Union president Minette Batters looks forward to helping new Defra secretary Steve Barclay secure positive farming future 

Steve Barclay

Steve Barclay

Image: Creative Commons

NFU President Minette Batters says she is looking forward to working with newly appointed Defra secretary Steve Barclay to secure a positive future for the food and farming sector.

Her comment came after the announcement yesterday (13 November) that Thérèse Coffey had quit the role amid a broader Cabinet reshuffle, and that Prime Minister Rishi Sunak had appointed Steve Barclay to fill the position.

In a statement, Batters said: “I’d like to thank Thérèse Coffey for her work as Defra Secretary of State over the past year. It is a challenging time for many farmers and growers, and I look forward to working with Steve Barclay to help secure a positive future for British food and farming.”

Barclay, the MP for North East Cambridgeshire, has served in Cabinet since 2018, and prior to the reshuffle held the role of Secretary of State for Health and Social Care. His previous government positions include Brexit Secretary and Chief Secretary to the Treasury.

Brought up in Lancashire, Barclay is a solicitor by trade whose early career was in finance.

Coffey, appointed as Defra secretary in October 2022, resigned yesterday telling Sunak: “Now is the right time to step back from government.”

Reflecting on her tenure as Defra chief, Coffey highlighted her efforts in listening to farmers and her commitment to turning “ambition into action”, particularly in ensuring a sustainable farming and food sector for the UK’s long-term food security.

Prime Minister Rishi Sunak expressed his gratitude to Coffey for her years of dedicated ministerial service.

Coffey’s year as Defra chief included a very public clash with farmers at the NFU Conference in February over her refusal to accept that the UK faced a food supply crisis.

Speaking yesterday to the Fresh Produce Consortium about Coffey’s tenure, Lee Stiles, secretary of the Lea Valley Regional Growers, criticised her lack of interest in growers’ concerns like energy prices, and the decline in UK vegetable production.

The Country Land and Business Association (CLA), meanwhile, welcomed Barclay to his new role at this ”crucial time” for farming and the rural economy.

CLA president Victoria Vyvyan said: “It is vital Mr Barclay hits the ground running. Environmental Land Management schemes are being rolled out, BPS is being cut, rural communities are being hit hard by the cost of living crisis, and persistently low economic productivity is hampering our businesses and workers.
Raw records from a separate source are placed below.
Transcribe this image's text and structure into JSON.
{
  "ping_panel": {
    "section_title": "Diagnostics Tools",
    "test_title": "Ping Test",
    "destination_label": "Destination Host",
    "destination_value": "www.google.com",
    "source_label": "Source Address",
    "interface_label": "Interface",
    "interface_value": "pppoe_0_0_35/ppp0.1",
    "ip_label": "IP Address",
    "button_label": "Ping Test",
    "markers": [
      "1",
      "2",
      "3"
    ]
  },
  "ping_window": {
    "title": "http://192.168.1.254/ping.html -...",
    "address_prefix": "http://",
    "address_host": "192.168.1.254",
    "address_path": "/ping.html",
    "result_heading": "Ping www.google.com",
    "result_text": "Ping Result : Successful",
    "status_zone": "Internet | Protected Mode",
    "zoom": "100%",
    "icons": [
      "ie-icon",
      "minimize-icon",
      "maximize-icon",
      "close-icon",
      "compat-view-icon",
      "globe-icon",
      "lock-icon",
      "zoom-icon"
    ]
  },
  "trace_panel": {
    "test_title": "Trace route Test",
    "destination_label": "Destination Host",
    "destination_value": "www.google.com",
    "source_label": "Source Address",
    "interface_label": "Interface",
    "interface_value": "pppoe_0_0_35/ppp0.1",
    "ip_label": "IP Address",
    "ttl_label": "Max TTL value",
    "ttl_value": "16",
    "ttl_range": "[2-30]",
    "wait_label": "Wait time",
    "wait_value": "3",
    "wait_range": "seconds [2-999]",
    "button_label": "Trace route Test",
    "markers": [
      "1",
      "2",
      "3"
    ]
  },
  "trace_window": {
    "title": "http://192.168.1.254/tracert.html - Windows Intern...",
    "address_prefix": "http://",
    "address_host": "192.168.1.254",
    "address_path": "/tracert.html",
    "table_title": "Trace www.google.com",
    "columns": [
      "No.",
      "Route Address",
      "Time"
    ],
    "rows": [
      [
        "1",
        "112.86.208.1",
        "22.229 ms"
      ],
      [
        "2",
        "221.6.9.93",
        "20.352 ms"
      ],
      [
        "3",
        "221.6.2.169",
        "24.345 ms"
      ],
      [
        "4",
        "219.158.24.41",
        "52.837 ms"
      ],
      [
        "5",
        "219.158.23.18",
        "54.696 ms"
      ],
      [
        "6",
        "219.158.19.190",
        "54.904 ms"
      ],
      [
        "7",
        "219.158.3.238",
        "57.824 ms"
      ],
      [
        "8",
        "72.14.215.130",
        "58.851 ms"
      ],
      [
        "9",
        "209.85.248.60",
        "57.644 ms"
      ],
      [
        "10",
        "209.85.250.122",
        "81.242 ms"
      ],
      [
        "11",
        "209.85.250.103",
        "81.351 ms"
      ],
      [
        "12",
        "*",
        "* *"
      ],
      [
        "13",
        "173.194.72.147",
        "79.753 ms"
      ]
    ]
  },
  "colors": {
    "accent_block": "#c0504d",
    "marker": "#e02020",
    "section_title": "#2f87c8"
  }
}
“Farmers, landowners and rural businesses are dynamic and forward-thinking, helping to feed the nation, create jobs, build homes, fight climate change and look after the environment. With the right support and ambition the full potential of the countryside can be unlocked.

“With a general election expected next year, politicians of all colours must grasp that rural voters cannot be taken for granted and votes are up for grabs for those with a robust and ambitious plan for the countryside.”